▶ _Assignment_
Every entry should be reproduced word for word.

▶ _Task input_
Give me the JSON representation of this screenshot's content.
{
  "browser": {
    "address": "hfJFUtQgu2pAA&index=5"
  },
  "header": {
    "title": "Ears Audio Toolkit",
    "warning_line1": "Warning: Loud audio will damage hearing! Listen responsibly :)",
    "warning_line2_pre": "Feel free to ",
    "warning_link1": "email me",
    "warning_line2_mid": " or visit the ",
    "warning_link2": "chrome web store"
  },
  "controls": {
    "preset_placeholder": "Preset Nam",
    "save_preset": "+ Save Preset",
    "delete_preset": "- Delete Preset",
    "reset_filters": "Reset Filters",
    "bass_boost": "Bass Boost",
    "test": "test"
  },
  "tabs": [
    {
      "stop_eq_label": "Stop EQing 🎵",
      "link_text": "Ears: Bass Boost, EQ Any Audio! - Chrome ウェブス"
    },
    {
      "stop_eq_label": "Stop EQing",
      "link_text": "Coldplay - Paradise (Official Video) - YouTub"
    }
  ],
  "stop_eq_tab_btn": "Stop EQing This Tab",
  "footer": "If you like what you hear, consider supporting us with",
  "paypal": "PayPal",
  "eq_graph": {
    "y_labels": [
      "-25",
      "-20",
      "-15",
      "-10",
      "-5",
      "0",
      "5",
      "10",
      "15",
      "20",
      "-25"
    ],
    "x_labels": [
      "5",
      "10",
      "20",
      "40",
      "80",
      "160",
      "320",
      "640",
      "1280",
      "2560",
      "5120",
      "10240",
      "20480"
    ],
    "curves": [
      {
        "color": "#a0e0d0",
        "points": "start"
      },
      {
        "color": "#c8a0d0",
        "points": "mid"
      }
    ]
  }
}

▶ _Exercise output_
Give me the JSON representation of this screenshot's content.
{
  "browser": {
    "address": "hfJFUtQgu2pAA&index=5"
  },
  "header": {
    "title": "Ears Audio Toolkit",
    "warning_line1": "Warning: Loud audio will damage hearing! Listen responsibly :)",
    "warning_line2_pre": "Feel free to ",
    "warning_link1": "email me",
    "warning_line2_mid": " or visit the ",
    "warning_link2": "chrome web store"
  },
  "controls": {
    "preset_placeholder": "Preset Nam",
    "save_preset": "+ Save Preset",
    "delete_preset": "- Delete Preset",
    "reset_filters": "Reset Filters",
    "bass_boost": "Bass Boost",
    "test": "test"
  },
  "tabs": [
    {
      "stop_eq_label": "Stop EQing 🎵",
      "link_text": "Ears: Bass Boost, EQ Any Audio! - Chrome ウェブス"
    },
    {
      "stop_eq_label": "Stop EQing",
      "link_text": "Coldplay - Paradise (Official Video) - YouTub"
    }
  ],
  "stop_eq_tab_btn": "Stop EQing This Tab",
  "footer": "If you like what you hear, consider supporting us with",
  "paypal": "PayPal",
  "eq_graph": {
    "y_labels": [
      "-25",
      "-20",
      "-15",
      "-10",
      "-5",
      "0",
      "5",
      "10",
      "15",
      "20",
      "-25"
    ],
    "x_labels": [
      "5",
      "10",
      "20",
      "40",
      "80",
      "160",
      "320",
      "640",
      "1280",
      "2560",
      "5120",
      "10240",
      "20480"
    ],
    "curves": [
      {
        "color": "#a0e0d0",
        "points": "start"
      },
      {
        "color": "#c8a0d0",
        "points": "mid"
      }
    ]
  }
}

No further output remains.